Giant ‘warrior wasp’ discovered with jaws longer than its legs
It sounds like a creature envisioned in a B-grade horror movie: a giant, predatory wasp with jaws so large that they drag when it walks. But that’s exactly what entomologist Lynn Kimsey of the University of California, Davis, encountered during a recent expedition to the remote Indonesian island of Sulawesi, according to the UC Davis Department of Entomology.
The new species, dubbed a “warrior wasp” due to its huge ninja-like mandibles, is a terrifying sight up close. It is also being called the “Komodo dragon” of the wasp family due to its intimidating size. Males can measure in at over two and a half inches, jaws included.
“Its jaws are so large that they wrap up either side of the head when closed. When the jaws are open they are actually longer than the male’s front legs. I don’t know how it can walk,” noted Kimsey, who is also director at the Bohart Museum of Entomology.
Luckily it prefers to dine on insects, but if threatened there’s little doubt it could leave a sizeable mark on human flesh too.
Though the wasp belongs to the genus Dalara, Kimsey plans to name the species “Garuda” after the part-human, part-eagle mythical beast that is well-known as a national symbol in Indonesia.
The wasp was discovered in the Mekongga Mountains in southeastern Sulawesi, a little-explored Indonesian island between Borneo and New Guinea that Kimsey has called “one of the world’s top three islands for biodiversity — that along with Australia and Madagascar.” Aside from wasps of legendary size, the island is also home to dwarf buffalo called anoa, palm civets, and colonial spider webs that can stretch for acres.
Kimsey is part of a team of researchers who received a five-year, $4 million grant to study the island’s rich biodiversity.
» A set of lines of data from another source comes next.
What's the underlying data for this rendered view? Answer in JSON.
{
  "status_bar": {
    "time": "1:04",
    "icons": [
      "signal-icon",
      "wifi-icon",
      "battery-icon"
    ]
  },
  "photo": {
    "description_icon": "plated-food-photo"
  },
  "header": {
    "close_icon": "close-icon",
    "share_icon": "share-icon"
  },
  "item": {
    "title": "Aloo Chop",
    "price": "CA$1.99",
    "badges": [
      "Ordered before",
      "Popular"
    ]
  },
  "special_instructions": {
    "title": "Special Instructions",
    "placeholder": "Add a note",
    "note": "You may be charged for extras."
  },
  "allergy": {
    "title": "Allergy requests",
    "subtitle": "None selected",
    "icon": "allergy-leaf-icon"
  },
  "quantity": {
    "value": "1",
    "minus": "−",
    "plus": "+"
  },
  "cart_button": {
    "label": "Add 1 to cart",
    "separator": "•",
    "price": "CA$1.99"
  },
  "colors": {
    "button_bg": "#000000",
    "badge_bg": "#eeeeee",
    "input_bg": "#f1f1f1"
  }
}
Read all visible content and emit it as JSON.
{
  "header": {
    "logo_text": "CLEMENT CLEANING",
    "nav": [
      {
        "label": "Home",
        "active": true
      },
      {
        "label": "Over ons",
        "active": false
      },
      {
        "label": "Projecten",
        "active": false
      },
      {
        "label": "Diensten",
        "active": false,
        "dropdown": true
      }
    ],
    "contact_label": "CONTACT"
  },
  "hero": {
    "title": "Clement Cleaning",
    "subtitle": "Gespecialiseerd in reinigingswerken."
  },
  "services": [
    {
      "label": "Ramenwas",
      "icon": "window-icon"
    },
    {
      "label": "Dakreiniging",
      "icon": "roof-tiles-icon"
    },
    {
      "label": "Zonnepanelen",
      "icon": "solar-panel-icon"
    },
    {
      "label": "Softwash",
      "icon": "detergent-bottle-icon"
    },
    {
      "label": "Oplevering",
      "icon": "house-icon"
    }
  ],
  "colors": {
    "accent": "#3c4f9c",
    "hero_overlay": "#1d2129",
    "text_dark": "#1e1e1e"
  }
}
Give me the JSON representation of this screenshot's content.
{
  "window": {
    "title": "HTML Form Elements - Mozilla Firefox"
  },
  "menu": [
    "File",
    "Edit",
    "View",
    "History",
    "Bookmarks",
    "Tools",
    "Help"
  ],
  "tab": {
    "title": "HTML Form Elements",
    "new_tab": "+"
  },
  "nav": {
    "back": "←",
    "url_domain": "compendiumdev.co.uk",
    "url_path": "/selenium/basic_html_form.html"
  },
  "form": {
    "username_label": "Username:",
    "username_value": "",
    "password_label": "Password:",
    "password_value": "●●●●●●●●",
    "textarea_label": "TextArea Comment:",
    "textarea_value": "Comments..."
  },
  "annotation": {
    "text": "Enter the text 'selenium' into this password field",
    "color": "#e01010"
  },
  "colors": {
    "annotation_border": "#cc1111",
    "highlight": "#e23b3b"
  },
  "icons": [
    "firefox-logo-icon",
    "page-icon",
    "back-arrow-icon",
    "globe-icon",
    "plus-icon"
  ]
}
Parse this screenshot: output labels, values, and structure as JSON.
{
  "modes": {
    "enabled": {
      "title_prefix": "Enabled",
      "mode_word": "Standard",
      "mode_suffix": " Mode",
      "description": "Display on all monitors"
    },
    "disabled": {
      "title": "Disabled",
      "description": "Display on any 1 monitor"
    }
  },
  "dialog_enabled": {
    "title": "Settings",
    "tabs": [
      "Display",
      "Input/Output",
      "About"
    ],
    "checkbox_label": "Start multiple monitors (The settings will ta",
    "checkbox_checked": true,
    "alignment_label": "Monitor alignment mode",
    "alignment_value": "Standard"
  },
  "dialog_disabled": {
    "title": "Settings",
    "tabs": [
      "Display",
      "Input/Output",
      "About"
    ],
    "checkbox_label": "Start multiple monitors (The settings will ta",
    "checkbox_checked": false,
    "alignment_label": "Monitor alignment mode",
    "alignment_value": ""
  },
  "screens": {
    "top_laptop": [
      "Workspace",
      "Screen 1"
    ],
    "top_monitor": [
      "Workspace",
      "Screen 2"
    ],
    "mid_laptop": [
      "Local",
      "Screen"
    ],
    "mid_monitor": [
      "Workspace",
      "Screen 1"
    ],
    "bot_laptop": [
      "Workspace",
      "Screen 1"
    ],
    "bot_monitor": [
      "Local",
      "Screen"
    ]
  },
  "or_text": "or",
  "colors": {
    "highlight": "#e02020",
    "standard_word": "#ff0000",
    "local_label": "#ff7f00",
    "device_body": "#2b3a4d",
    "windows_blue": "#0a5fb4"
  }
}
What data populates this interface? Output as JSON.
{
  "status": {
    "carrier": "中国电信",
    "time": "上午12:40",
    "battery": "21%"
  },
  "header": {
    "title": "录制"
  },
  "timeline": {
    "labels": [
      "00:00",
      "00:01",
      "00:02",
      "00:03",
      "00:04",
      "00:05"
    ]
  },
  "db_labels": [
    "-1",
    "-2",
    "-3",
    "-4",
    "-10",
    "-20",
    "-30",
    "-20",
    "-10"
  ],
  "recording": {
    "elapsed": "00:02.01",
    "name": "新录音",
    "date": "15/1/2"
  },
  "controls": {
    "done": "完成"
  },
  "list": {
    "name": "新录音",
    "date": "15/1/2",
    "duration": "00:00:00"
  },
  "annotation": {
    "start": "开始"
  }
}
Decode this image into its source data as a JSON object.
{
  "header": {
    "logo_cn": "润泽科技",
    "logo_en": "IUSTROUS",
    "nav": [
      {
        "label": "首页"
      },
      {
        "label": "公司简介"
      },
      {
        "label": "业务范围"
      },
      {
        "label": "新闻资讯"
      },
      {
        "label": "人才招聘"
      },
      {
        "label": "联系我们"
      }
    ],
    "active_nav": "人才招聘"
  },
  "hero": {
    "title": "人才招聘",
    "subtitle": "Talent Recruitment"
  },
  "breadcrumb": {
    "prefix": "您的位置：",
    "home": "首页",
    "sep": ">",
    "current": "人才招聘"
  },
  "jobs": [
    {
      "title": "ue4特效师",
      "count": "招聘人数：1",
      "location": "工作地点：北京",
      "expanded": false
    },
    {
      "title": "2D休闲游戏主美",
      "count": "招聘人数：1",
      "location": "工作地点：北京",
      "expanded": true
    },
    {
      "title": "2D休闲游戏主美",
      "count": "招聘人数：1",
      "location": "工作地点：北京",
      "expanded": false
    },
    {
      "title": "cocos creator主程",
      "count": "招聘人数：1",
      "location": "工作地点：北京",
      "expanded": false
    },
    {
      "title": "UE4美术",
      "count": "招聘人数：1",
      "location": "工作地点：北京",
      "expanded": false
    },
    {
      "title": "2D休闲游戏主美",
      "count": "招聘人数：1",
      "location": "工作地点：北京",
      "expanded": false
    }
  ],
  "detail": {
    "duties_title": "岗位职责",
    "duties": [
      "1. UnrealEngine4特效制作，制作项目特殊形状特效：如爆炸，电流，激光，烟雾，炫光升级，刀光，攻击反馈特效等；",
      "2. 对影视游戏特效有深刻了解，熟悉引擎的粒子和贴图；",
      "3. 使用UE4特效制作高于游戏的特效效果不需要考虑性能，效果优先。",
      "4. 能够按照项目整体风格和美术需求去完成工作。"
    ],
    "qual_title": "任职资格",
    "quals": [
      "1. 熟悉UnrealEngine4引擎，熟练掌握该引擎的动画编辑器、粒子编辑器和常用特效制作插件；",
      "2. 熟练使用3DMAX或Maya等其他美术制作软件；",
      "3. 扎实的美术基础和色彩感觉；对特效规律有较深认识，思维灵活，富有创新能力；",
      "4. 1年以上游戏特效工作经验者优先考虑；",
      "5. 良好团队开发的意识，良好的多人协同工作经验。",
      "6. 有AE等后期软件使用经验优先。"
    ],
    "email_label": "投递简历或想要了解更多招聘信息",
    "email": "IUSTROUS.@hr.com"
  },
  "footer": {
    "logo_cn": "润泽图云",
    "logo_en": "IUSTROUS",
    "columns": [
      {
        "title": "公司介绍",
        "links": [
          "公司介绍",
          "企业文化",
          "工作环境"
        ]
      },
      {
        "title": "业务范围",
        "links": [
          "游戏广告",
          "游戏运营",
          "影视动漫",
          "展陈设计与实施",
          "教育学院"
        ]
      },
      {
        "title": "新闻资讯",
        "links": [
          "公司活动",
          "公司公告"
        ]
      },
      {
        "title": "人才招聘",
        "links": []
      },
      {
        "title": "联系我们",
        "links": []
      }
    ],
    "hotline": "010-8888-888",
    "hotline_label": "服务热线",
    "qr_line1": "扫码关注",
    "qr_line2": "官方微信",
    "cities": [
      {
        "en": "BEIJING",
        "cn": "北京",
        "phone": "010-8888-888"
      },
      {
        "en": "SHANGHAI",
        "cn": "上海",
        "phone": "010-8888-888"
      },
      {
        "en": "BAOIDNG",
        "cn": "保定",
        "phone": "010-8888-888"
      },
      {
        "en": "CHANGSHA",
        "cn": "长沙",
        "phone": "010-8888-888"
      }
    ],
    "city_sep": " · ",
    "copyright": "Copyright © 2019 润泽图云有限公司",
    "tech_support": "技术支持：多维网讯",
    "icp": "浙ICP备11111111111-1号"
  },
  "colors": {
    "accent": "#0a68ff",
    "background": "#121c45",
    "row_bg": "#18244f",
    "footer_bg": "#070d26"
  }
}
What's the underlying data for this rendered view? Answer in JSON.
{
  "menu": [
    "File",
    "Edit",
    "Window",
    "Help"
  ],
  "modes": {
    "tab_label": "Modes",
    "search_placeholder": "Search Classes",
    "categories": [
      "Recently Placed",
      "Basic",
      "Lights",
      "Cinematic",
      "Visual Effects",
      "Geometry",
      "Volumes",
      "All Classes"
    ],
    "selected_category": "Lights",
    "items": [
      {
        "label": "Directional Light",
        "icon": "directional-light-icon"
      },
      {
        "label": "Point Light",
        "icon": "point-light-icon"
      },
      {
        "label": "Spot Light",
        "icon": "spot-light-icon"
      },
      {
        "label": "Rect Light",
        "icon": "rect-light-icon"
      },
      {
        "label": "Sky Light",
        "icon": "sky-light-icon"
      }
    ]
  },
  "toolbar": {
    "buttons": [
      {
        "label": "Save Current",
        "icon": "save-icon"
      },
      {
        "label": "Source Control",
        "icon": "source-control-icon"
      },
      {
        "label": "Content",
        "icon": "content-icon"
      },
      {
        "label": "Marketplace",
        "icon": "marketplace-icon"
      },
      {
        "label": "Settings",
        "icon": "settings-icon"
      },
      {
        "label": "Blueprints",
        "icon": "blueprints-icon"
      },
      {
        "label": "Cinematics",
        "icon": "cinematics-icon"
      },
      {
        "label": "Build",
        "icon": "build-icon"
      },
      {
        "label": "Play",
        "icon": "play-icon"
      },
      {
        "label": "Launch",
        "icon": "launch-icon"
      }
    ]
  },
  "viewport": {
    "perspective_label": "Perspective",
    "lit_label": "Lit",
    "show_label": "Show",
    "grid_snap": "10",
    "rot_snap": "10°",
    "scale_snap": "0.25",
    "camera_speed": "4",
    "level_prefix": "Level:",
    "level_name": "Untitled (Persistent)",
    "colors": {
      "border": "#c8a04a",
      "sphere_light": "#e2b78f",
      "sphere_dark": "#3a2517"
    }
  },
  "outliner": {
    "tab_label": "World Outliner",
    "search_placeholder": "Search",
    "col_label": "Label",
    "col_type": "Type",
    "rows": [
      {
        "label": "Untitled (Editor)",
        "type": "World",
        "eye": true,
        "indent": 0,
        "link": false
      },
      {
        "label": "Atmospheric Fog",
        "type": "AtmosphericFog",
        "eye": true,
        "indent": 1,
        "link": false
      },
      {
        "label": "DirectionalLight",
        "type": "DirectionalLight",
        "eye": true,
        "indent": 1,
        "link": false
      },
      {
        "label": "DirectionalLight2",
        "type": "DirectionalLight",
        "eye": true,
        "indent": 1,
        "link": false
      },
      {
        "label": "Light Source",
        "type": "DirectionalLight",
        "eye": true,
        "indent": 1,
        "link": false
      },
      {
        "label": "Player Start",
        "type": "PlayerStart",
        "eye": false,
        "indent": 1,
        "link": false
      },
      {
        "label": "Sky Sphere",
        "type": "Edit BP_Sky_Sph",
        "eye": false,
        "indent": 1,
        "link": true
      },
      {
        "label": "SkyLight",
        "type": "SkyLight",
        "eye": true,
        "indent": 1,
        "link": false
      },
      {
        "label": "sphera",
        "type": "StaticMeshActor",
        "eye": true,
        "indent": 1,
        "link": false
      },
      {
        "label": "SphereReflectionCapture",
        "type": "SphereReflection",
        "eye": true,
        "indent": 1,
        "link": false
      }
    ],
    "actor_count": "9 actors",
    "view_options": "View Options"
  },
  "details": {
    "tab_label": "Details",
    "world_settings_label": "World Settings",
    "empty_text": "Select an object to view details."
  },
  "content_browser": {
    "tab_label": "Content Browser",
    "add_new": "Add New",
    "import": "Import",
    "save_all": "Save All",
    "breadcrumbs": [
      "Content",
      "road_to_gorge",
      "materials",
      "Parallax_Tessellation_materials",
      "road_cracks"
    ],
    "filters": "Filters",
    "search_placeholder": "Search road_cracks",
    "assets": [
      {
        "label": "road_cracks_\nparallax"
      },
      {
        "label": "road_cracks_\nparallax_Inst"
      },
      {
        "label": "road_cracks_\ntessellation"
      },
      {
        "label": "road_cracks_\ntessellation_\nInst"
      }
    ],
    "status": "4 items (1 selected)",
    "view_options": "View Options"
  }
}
So far in her three trips to Sulawesi, she estimates that hundreds — maybe even thousands — of new species could be catalogued. Kimsey hopes that the discovery of the warrior wasp and other surprising new animals will help raise awareness of how unique and precious the region is.
“There’s talk of forming a biosphere reserve to preserve this,” she said. “There are so many rare and endangered species on Sulawesi that the world may never see.”